Video

Video Next to Iran, Climate at Forefront of Obama Agenda

President Barack Obama this week announced new initiatives aimed at making it easier for Americans to access renewable energy sources such as solar and wind. Obama is not slowing down when it comes to pushing through climate change measures, an issue he says is the greatest threat to the country’s national security. VOA correspondent Aru Pande has more from the White House.
Video

Video Arctic Draws International Competition for Oil

A new geopolitical “Great Game” is underway in earth’s northernmost region, the Arctic, where Russia has claimed a large area for resource development and President Barack Obama recently approved Shell Oil Company’s test-drilling project in an area under U.S. control. Greg Flakus reports.
Video

Video Philippine Maritime Police: Chinese Fishermen a Threat to Country’s Security

China and the Philippines both claim maritime rights in the South China Sea.  That includes the right to fish in those waters.
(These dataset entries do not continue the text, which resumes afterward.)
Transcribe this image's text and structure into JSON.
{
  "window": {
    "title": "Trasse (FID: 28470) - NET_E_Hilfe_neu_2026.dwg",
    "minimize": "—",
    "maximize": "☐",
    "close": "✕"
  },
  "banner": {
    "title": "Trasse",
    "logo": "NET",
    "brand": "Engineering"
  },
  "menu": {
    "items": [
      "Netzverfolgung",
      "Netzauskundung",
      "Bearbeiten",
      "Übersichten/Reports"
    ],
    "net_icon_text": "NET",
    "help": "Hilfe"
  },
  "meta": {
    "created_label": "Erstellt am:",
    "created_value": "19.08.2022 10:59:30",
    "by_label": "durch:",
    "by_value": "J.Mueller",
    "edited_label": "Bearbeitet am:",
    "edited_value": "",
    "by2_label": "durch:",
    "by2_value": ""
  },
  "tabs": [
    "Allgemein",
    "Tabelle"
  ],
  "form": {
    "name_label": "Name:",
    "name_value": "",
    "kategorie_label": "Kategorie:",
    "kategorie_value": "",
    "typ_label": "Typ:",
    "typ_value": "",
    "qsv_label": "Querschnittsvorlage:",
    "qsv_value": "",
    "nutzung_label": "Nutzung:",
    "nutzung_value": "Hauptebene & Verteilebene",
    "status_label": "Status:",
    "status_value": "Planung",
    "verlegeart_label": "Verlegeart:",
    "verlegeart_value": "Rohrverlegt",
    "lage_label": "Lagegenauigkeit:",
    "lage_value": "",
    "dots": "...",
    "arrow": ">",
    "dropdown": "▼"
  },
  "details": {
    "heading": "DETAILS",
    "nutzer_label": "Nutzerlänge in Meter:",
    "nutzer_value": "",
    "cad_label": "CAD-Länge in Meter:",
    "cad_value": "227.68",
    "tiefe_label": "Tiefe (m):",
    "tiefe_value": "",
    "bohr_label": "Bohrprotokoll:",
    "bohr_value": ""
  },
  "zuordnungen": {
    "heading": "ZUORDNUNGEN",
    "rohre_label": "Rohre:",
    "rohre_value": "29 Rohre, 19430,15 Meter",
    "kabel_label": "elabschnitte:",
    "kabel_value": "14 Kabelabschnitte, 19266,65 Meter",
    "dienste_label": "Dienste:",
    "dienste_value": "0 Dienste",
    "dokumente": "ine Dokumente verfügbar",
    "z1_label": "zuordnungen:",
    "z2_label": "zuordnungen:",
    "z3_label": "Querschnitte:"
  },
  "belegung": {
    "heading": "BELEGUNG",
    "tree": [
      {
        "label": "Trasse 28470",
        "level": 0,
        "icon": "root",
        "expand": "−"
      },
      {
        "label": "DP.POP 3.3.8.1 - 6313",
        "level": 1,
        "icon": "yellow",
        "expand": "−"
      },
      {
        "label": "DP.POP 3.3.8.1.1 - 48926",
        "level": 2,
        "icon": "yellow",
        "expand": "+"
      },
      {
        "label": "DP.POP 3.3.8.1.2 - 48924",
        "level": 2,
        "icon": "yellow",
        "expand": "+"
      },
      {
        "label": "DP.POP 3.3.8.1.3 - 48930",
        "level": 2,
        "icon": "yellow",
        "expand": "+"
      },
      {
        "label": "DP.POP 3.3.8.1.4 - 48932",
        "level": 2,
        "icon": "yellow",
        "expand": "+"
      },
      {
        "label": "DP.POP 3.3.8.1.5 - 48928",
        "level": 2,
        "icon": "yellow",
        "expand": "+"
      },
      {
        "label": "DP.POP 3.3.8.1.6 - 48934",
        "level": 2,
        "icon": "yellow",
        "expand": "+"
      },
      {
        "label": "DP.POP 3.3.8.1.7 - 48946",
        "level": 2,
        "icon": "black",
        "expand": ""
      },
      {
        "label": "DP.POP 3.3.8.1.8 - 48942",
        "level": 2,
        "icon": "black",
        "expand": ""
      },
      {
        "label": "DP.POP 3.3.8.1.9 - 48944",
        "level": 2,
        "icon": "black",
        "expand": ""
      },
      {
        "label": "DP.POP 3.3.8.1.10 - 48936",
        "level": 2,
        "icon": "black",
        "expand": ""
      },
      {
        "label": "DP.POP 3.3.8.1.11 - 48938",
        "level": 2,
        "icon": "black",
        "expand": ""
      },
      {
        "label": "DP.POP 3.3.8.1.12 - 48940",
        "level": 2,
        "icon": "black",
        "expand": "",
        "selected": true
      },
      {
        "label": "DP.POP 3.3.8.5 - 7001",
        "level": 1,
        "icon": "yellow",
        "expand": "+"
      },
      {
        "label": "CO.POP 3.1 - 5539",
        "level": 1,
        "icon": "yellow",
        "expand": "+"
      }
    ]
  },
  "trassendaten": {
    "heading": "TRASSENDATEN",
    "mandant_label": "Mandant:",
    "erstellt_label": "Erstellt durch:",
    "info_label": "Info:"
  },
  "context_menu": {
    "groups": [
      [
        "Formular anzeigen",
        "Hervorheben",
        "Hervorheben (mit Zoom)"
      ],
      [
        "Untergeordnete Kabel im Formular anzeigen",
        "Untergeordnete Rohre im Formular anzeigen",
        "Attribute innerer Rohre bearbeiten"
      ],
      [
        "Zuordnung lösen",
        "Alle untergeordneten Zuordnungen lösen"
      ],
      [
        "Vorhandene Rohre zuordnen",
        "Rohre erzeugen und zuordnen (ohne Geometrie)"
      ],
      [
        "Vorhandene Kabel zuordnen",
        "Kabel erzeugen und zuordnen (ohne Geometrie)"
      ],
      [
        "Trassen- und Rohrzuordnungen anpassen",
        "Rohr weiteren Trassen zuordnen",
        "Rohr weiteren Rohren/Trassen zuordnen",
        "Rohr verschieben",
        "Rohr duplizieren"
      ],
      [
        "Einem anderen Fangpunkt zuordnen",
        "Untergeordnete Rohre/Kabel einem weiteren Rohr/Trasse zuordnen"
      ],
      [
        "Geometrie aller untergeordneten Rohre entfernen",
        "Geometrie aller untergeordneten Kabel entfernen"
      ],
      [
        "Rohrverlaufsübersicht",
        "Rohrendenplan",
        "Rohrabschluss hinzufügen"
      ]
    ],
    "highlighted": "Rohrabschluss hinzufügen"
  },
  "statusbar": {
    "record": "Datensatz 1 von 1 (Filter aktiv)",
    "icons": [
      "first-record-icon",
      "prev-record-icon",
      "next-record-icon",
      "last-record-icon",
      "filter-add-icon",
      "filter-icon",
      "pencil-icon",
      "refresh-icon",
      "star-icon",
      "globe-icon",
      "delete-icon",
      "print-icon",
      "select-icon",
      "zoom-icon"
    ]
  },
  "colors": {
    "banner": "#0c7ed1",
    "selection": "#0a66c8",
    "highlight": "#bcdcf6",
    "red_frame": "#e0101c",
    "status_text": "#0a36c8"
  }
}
Jason Strother reports on how the Philippines is catching Chinese nationals it says are illegal poachers. He has the story from Palawan province.
Video

Video China's Spratly Island Building Said to Light Up the Night 'Like A City'

Southeast Asian countries claim China has illegally seized territory in the Spratly islands. It is especially a concern for a Philippine mayor who says Beijing is occupying parts of his municipality. Jason Strother reports from the capital of Palawan province, Puerto Princesa.
Video

Video Ages-old Ice Reveals Secrets of Climate Change

Ice caps don't just exist at the world's poles. There are also tropical ice caps, and the largest sits atop the Peruvian Andes - but it is melting, quickly, and may be gone within the next 20 years. George Putic reports scientists are now rushing to take samples to get at the valuable information about climate change locked in the ice.

VOA Blogs